And finally, to round out this capsule collection, a fascinator. After the Royal Wedding in the Spring, America has taken note of this little shape, so often seen at weddings throughout Europe. Our hand-blocked teardrop shape is one of our most popular , and the trim is a coalition of vintage bits and bobs from our archives. With the pheasant feather as the focal point, and a wayward gold threaded butterfly captured in the mix, the velour based hat is a whimsical composition. Picking up on the Steampunk aspects of the set and costume design in this Pastiche, we added a bit of gilt chain, and some antique buttons, and of course, some Victorian trim. Because the trim is all unique, each hat we sell is an original composition, quite one of a kind.
There are always surprises in the collections we do for The Met Opera Shop. It's a constant source of inspiration, and delight.
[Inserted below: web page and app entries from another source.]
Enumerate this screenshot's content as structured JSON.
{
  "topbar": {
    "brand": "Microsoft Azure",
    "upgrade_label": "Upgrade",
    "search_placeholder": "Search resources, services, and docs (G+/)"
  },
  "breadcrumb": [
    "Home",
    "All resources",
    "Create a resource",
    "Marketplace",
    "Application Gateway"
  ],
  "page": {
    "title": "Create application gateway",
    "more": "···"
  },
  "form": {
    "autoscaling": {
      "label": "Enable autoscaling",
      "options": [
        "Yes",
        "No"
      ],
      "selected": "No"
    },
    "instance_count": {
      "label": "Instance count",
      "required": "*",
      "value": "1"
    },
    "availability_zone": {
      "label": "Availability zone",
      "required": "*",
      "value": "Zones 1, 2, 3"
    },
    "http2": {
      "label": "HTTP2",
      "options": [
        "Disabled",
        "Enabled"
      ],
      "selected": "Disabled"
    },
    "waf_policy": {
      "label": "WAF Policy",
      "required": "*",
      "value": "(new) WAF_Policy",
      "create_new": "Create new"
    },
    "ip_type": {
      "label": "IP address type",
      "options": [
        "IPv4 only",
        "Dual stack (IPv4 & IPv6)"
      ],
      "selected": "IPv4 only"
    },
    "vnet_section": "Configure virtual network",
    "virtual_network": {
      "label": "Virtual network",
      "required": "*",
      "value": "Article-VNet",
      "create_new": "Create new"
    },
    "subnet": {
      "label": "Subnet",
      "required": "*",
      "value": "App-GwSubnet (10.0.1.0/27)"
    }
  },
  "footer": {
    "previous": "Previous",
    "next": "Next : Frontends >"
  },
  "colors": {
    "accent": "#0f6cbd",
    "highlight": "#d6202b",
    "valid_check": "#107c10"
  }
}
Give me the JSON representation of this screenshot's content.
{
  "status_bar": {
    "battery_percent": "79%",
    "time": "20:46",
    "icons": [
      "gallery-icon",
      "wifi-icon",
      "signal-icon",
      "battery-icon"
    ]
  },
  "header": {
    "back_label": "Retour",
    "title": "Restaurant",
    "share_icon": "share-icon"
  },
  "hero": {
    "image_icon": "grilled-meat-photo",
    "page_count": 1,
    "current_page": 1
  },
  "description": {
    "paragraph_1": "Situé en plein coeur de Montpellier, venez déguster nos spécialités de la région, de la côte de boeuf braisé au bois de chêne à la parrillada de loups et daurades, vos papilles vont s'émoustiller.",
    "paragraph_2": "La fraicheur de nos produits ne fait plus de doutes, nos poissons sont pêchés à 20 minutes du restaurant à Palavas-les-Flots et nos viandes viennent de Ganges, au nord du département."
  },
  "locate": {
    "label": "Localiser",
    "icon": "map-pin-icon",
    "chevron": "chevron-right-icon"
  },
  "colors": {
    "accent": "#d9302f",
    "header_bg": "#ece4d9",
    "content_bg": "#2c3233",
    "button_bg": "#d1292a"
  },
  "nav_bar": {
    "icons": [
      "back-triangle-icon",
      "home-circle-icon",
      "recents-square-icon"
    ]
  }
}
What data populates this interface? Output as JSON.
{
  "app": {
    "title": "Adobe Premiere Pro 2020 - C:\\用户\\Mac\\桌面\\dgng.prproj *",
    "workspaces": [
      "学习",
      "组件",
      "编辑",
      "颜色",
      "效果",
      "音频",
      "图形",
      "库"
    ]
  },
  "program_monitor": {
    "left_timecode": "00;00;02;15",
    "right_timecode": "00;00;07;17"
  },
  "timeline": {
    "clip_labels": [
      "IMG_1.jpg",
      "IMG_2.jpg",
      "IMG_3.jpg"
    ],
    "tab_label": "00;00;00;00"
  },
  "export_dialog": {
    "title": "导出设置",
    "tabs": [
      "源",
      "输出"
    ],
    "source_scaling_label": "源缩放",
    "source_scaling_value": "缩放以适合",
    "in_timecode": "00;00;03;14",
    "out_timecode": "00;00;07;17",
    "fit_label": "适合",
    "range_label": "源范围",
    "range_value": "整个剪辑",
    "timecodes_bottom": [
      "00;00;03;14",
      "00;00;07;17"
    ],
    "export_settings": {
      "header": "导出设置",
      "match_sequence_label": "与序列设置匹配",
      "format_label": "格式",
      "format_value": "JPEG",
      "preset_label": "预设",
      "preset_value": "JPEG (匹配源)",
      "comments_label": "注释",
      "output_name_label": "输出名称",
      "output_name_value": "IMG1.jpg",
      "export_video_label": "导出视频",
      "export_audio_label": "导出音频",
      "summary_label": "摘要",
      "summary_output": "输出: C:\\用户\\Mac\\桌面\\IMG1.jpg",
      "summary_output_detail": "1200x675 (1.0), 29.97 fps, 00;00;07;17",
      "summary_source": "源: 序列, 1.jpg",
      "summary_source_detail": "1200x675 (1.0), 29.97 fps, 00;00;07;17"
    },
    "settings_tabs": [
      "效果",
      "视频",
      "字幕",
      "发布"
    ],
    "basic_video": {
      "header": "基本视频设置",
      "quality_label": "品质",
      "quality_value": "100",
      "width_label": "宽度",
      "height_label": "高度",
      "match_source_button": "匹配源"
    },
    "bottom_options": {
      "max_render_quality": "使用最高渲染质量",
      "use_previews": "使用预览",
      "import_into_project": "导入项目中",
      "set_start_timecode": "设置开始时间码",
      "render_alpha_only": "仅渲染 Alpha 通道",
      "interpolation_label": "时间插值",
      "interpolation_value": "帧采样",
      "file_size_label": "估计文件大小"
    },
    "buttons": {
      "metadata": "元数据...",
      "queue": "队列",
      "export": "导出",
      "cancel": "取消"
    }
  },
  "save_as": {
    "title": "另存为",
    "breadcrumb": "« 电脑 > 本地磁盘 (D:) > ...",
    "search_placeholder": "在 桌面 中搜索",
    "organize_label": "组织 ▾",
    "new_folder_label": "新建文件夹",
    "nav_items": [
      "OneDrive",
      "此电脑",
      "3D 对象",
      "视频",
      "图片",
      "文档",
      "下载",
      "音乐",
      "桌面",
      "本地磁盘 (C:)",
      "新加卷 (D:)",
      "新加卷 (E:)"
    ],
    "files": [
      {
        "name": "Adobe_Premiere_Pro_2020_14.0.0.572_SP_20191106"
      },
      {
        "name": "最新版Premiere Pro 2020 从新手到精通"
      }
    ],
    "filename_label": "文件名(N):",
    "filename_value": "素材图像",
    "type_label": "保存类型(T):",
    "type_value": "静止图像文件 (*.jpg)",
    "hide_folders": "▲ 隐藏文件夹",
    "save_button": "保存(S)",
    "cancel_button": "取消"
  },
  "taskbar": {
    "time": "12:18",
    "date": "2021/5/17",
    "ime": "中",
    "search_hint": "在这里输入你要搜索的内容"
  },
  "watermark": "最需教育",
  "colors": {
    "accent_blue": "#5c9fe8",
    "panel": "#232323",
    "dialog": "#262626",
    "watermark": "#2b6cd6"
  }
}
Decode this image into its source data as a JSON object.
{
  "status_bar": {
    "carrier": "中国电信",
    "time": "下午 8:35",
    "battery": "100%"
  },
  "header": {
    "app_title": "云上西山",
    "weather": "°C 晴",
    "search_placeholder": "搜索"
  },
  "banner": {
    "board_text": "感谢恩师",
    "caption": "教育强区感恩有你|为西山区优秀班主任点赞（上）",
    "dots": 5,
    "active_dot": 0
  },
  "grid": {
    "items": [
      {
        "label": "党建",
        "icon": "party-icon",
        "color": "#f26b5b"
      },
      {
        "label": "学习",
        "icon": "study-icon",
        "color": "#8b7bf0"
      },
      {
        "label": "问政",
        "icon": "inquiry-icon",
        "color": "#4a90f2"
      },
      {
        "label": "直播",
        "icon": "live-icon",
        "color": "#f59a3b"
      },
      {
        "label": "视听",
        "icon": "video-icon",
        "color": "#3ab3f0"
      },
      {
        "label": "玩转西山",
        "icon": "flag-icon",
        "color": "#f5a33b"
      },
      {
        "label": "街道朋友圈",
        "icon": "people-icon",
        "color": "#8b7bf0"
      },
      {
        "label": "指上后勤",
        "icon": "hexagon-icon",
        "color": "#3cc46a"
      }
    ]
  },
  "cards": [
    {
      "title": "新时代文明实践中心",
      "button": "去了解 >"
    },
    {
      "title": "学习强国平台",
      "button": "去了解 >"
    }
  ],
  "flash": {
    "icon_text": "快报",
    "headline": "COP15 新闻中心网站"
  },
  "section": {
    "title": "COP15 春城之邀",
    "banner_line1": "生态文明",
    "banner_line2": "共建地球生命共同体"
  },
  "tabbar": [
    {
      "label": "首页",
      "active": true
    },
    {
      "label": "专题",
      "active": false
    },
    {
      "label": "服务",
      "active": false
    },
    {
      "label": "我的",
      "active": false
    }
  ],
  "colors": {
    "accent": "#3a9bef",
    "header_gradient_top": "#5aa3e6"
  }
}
Come to the MetOperashop site, and see for yourselves. Ellen Christine hats are available, and sometimes, we sneak in different productions, as we create!

All pictures of our hats above are by Tom Bloom, photographer extraordinaire.

Wednesday, January 4, 2012

November Again/ Italian Flair

In my ongoing retrospective of this past year's goings on, the press played a huge part in our reality. Italian Flair asked us to do a hat that would be reminiscent of Cardin, or Courreges, very 1960's in flavor. What do you do when you don't own the block? It's called millinery, my dears. You swan it. That means, with a bit of steam, one of our vintage crown blocks, and lots of hand manipulation, it happens. This is actually two hats in one, as some of you may realize. Because the height necessitates an interior elevation, we build a solid foundation from the same felt, to accomodate the head, and have the "opening" sit in perfect position. I'm always amazed at the shots: photography, lighting, and styling all combine to create a beautiful picture. The model is posed in that very cheeky Atomic 1960's way: all swagger, all attitude.
It can be daunting to attempt a recreation, or to do a hat that carries with it a scintilla of past glories, but since I'm all about vintage, somehow it always works. By osmosis, I would expect. We don't have any originals to use as research, so we invent our own modern take on the look. The result: Space Age. Sputnik. And a really great shot.